4. Spanky’s–est. 1977
Whenever I think of Franklin Street, Spanky’s is the first restaurant that comes to mind. In addition to serving lunch and dinner, Spanky’s offers a state-of-the-art Sunday brunch blending American classics with a Southern twist. “Spanky’s brunch is seriously underrated,” sophomore Sarah Cline said. “They have great mimosas.” The food isn’t the only thing that attracts people to Spanky’s; The atmosphere keeps customers coming back. The brick walls of the restaurant are covered in colorful caricatures of some of UNC’s most successful alumni, and the restaurant fills with cheering students and alumni every time a basketball game is on. Classic and lively, Spanky’s truly captures the Carolina spirit.
3. Ye Olde Waffle Shoppe–est. 1972
Ye Olde Waffle Shoppe is undoubtedly the best place for breakfast or brunch on Franklin Street. “Ye Olde Waffle Shoppe is a classic, unpretentious Chapel Hill gathering spot,” alumni Gary Jones said. “It’s an old fashioned diner sort of place where you can either sit in the back, darker, cave-like room and kick back with The New York Times and a short stack with maple syrup and sausage or out front in a brighter booth with friends,” Jones said. “In either case, you’ll have endless refills on coffee and the realization that you are with friends you’ll never forget in the Southern Part of Heaven.” Ye Olde Waffle Shoppe certainly does have something timeless about it. When you’re in the restaurant, the world outside fades and you are overtaken by the nostalgic impression that the students you are with and UNC will stay with you forever.

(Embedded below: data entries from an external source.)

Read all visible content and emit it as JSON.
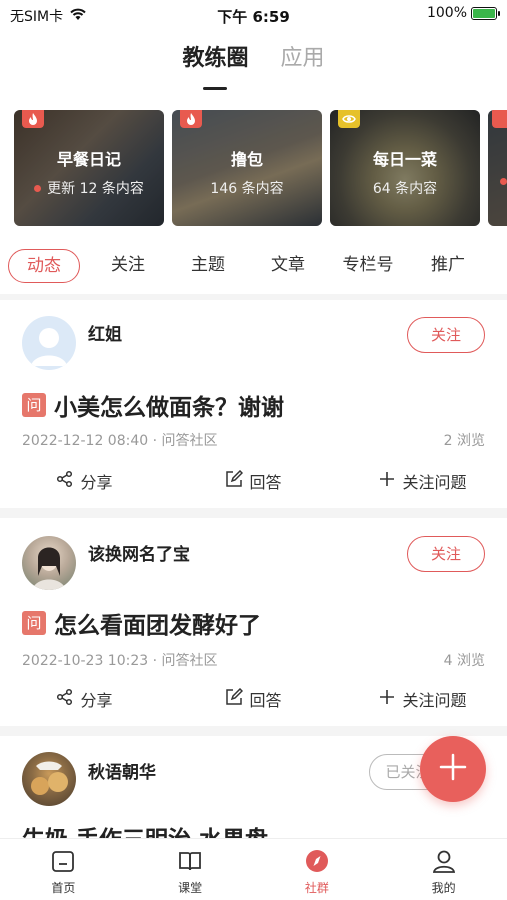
{
  "status_bar": {
    "carrier": "无SIM卡",
    "time": "下午 6:59",
    "battery": "100%"
  },
  "top_tabs": [
    {
      "label": "教练圈",
      "active": true
    },
    {
      "label": "应用",
      "active": false
    }
  ],
  "cards": [
    {
      "badge": "fire-icon",
      "badge_color": "#e85a4f",
      "title": "早餐日记",
      "subtitle": "更新 12 条内容",
      "has_dot": true
    },
    {
      "badge": "fire-icon",
      "badge_color": "#e85a4f",
      "title": "撸包",
      "subtitle": "146 条内容",
      "has_dot": false
    },
    {
      "badge": "eye-icon",
      "badge_color": "#e6c12a",
      "title": "每日一菜",
      "subtitle": "64 条内容",
      "has_dot": false
    }
  ],
  "sub_tabs": [
    {
      "label": "动态",
      "active": true
    },
    {
      "label": "关注",
      "active": false
    },
    {
      "label": "主题",
      "active": false
    },
    {
      "label": "文章",
      "active": false
    },
    {
      "label": "专栏号",
      "active": false
    },
    {
      "label": "推广",
      "active": false
    }
  ],
  "posts": [
    {
      "username": "红姐",
      "follow_label": "关注",
      "q_badge": "问",
      "title": "小美怎么做面条？谢谢",
      "meta": "2022-12-12 08:40 · 问答社区",
      "views": "2 浏览",
      "actions": {
        "share": "分享",
        "answer": "回答",
        "follow_q": "关注问题"
      }
    },
    {
      "username": "该换网名了宝",
      "follow_label": "关注",
      "q_badge": "问",
      "title": "怎么看面团发酵好了",
      "meta": "2022-10-23 10:23 · 问答社区",
      "views": "4 浏览",
      "actions": {
        "share": "分享",
        "answer": "回答",
        "follow_q": "关注问题"
      }
    },
    {
      "username": "秋语朝华",
      "follow_label": "已关注",
      "title": "牛奶  手作三明治  水果盘"
    }
  ],
  "bottom_nav": [
    {
      "label": "首页",
      "icon": "home-icon",
      "active": false
    },
    {
      "label": "课堂",
      "icon": "book-icon",
      "active": false
    },
    {
      "label": "社群",
      "icon": "compass-icon",
      "active": true
    },
    {
      "label": "我的",
      "icon": "profile-icon",
      "active": false
    }
  ],
  "colors": {
    "accent": "#e05a5a",
    "fab": "#e8605c"
  }
}
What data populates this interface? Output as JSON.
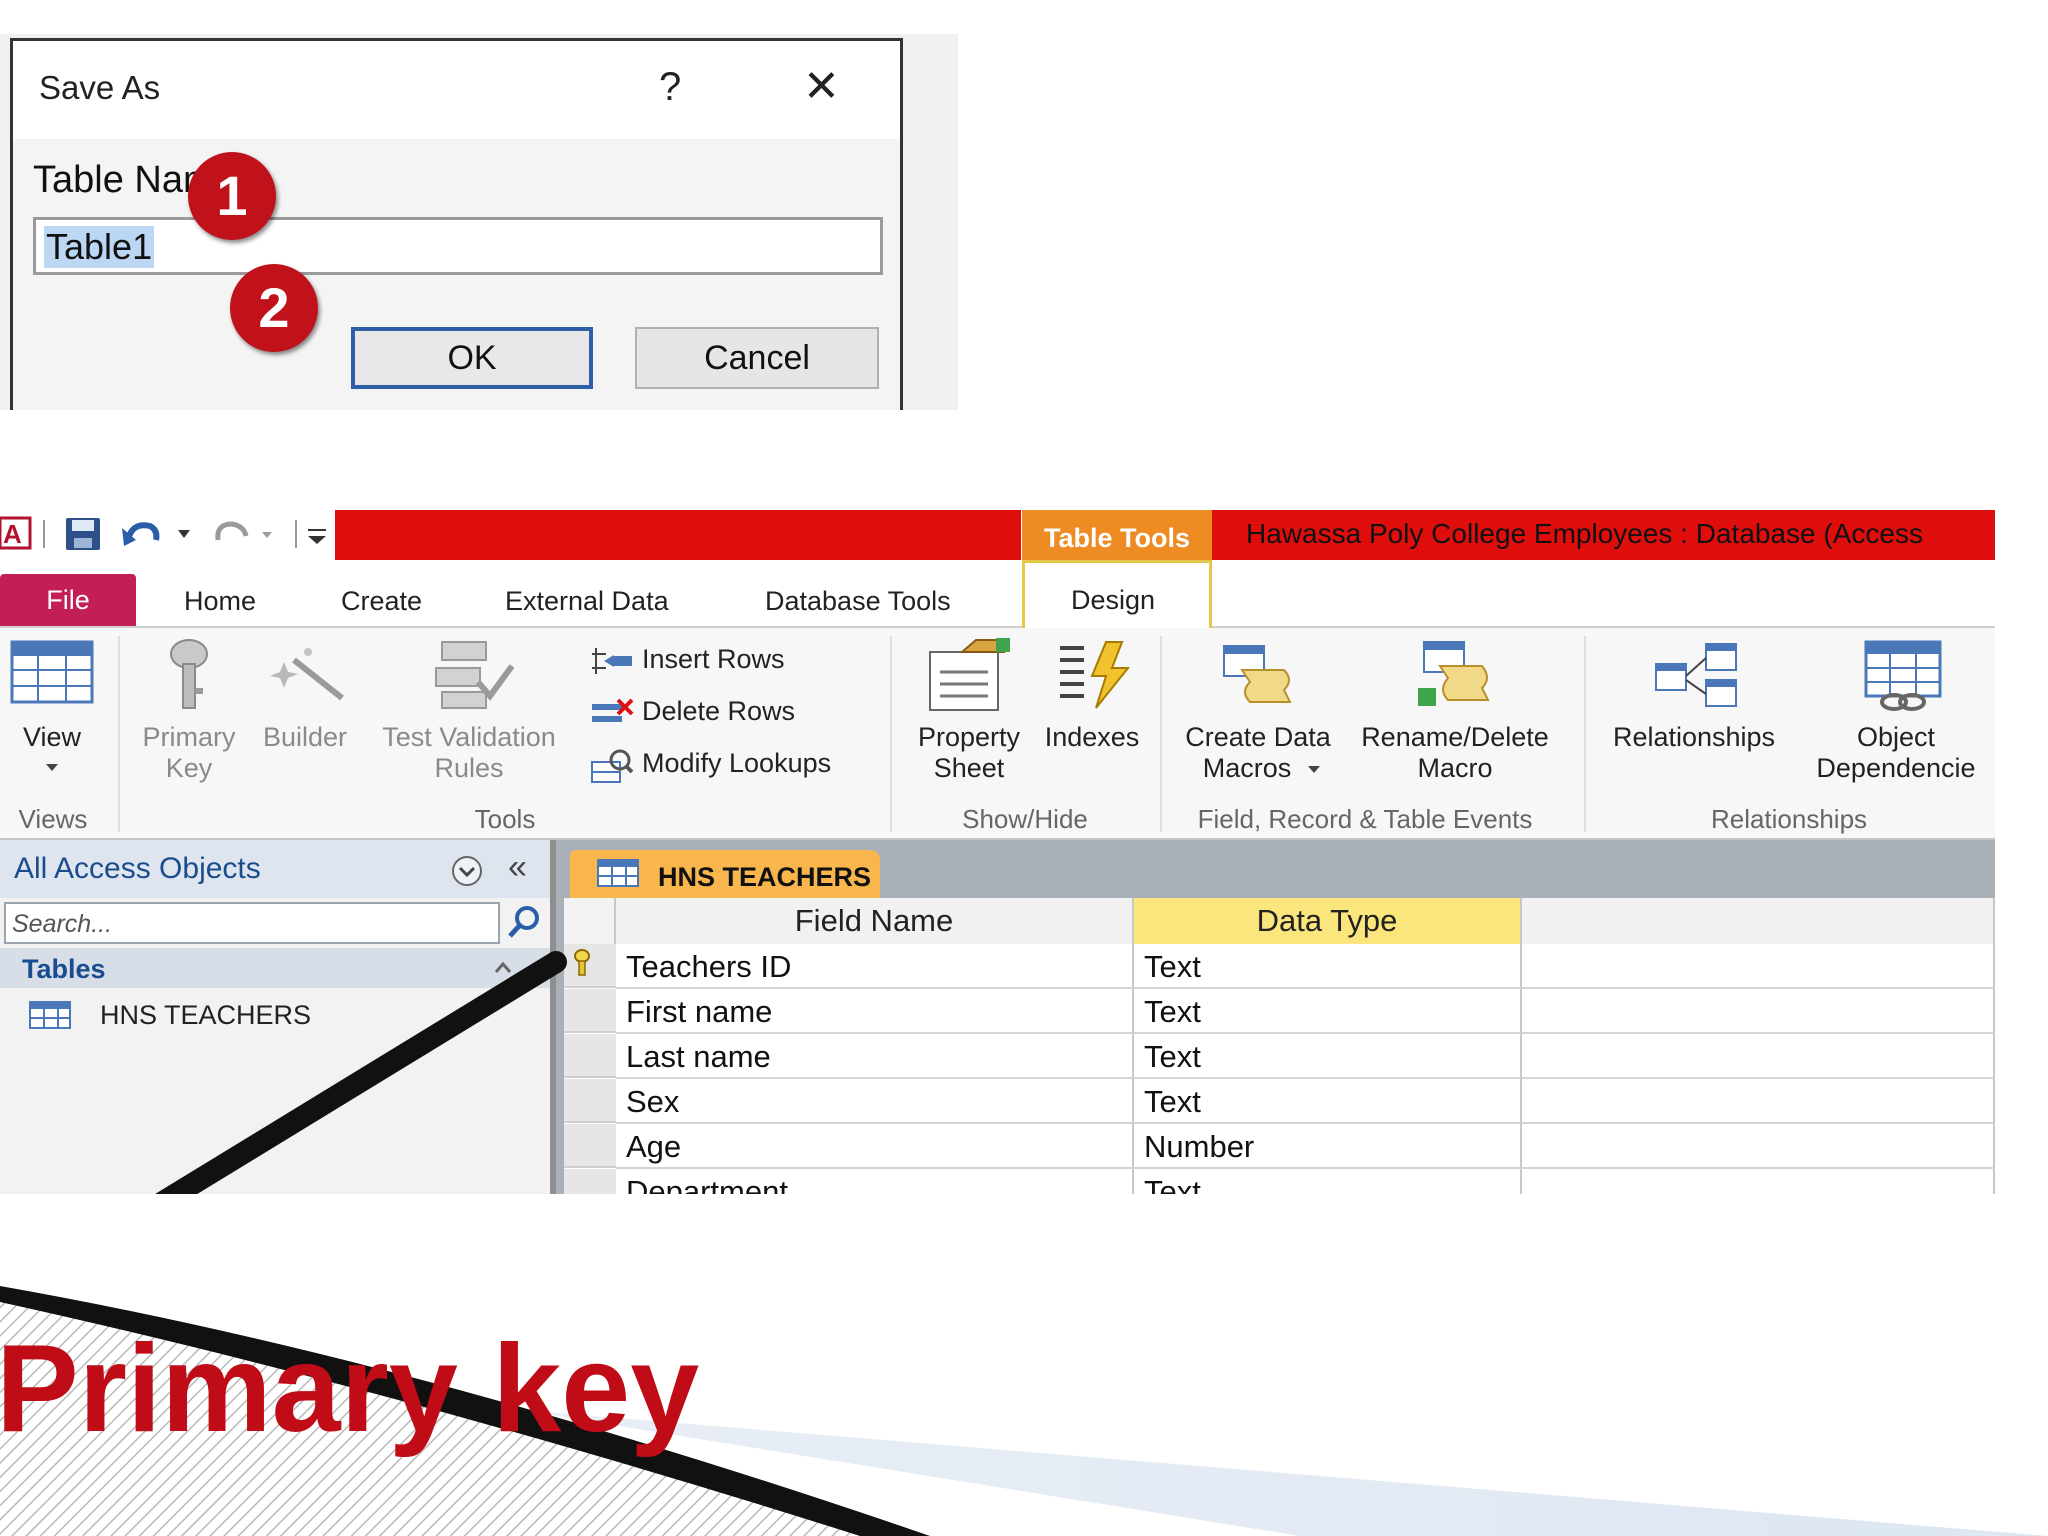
{
  "save_as_dialog": {
    "title": "Save As",
    "help_glyph": "?",
    "close_glyph": "✕",
    "table_name_label": "Table Name:",
    "table_name_value": "Table1",
    "ok_label": "OK",
    "cancel_label": "Cancel",
    "step_badges": [
      "1",
      "2"
    ]
  },
  "access_window": {
    "contextual_tab": "Table Tools",
    "title": "Hawassa Poly College Employees : Database (Access",
    "tabs": [
      "File",
      "Home",
      "Create",
      "External Data",
      "Database Tools",
      "Design"
    ],
    "ribbon": {
      "views": {
        "view_label": "View",
        "group_label": "Views"
      },
      "tools": {
        "primary_key_line1": "Primary",
        "primary_key_line2": "Key",
        "builder_label": "Builder",
        "test_validation_line1": "Test Validation",
        "test_validation_line2": "Rules",
        "insert_rows": "Insert Rows",
        "delete_rows": "Delete Rows",
        "modify_lookups": "Modify Lookups",
        "group_label": "Tools"
      },
      "show_hide": {
        "property_line1": "Property",
        "property_line2": "Sheet",
        "indexes_label": "Indexes",
        "group_label": "Show/Hide"
      },
      "events": {
        "create_line1": "Create Data",
        "create_line2": "Macros",
        "rename_line1": "Rename/Delete",
        "rename_line2": "Macro",
        "group_label": "Field, Record & Table Events"
      },
      "relationships": {
        "relationships_label": "Relationships",
        "object_line1": "Object",
        "object_line2": "Dependencie",
        "group_label": "Relationships"
      }
    },
    "nav_pane": {
      "title": "All Access Objects",
      "collapse_glyph": "«",
      "search_placeholder": "Search...",
      "section": "Tables",
      "items": [
        "HNS TEACHERS"
      ]
    },
    "document_tab": "HNS TEACHERS",
    "grid": {
      "headers": [
        "Field Name",
        "Data Type"
      ],
      "rows": [
        {
          "field": "Teachers ID",
          "type": "Text"
        },
        {
          "field": "First name",
          "type": "Text"
        },
        {
          "field": "Last name",
          "type": "Text"
        },
        {
          "field": "Sex",
          "type": "Text"
        },
        {
          "field": "Age",
          "type": "Number"
        },
        {
          "field": "Department",
          "type": "Text"
        }
      ]
    }
  },
  "slide_heading": "Primary key",
  "colors": {
    "accent_red": "#c00c16",
    "title_bar_red": "#e00d0d",
    "table_tools_orange": "#ee8b22",
    "file_tab": "#c41e56"
  }
}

2. Sutton’s–est. 1923
Sutton’s is about as old-fashioned as it gets. The left wall of the store is lined with hundreds of varieties of sodas and old-fashioned candies. I even found butterbeer there once. But you can get more than just a sweet snack at Sutton’s. “Sutton’s has awesome food and atmosphere and is one of my favorite places on Franklin because of it,” junior Allison Tate said. Junior Garner Overton, an avid Gilmore Girls fan, claimed that “Sutton’s is the real-life Luke’s Diner.”
1. Carolina Coffee Shop–est. 1922
At a charming 95 years old, Carolina Coffee Shop is truly a classic. Though no longer technically a coffee shop, they’ve kept the name in order to maintain tradition. The brick walls and mahogany-colored benches give the restaurant a warm, collegiate feel. “Carolina Coffee Shop is the oldest restaurant in North Carolina, which is very cool,” freshman Emily Stine said. “Their cornflake battered French toast is also probably one of my favorite things that I’ve had on Franklin Street!” As you relax and get your morning breakfast fix, some students stop by for late-night trivia.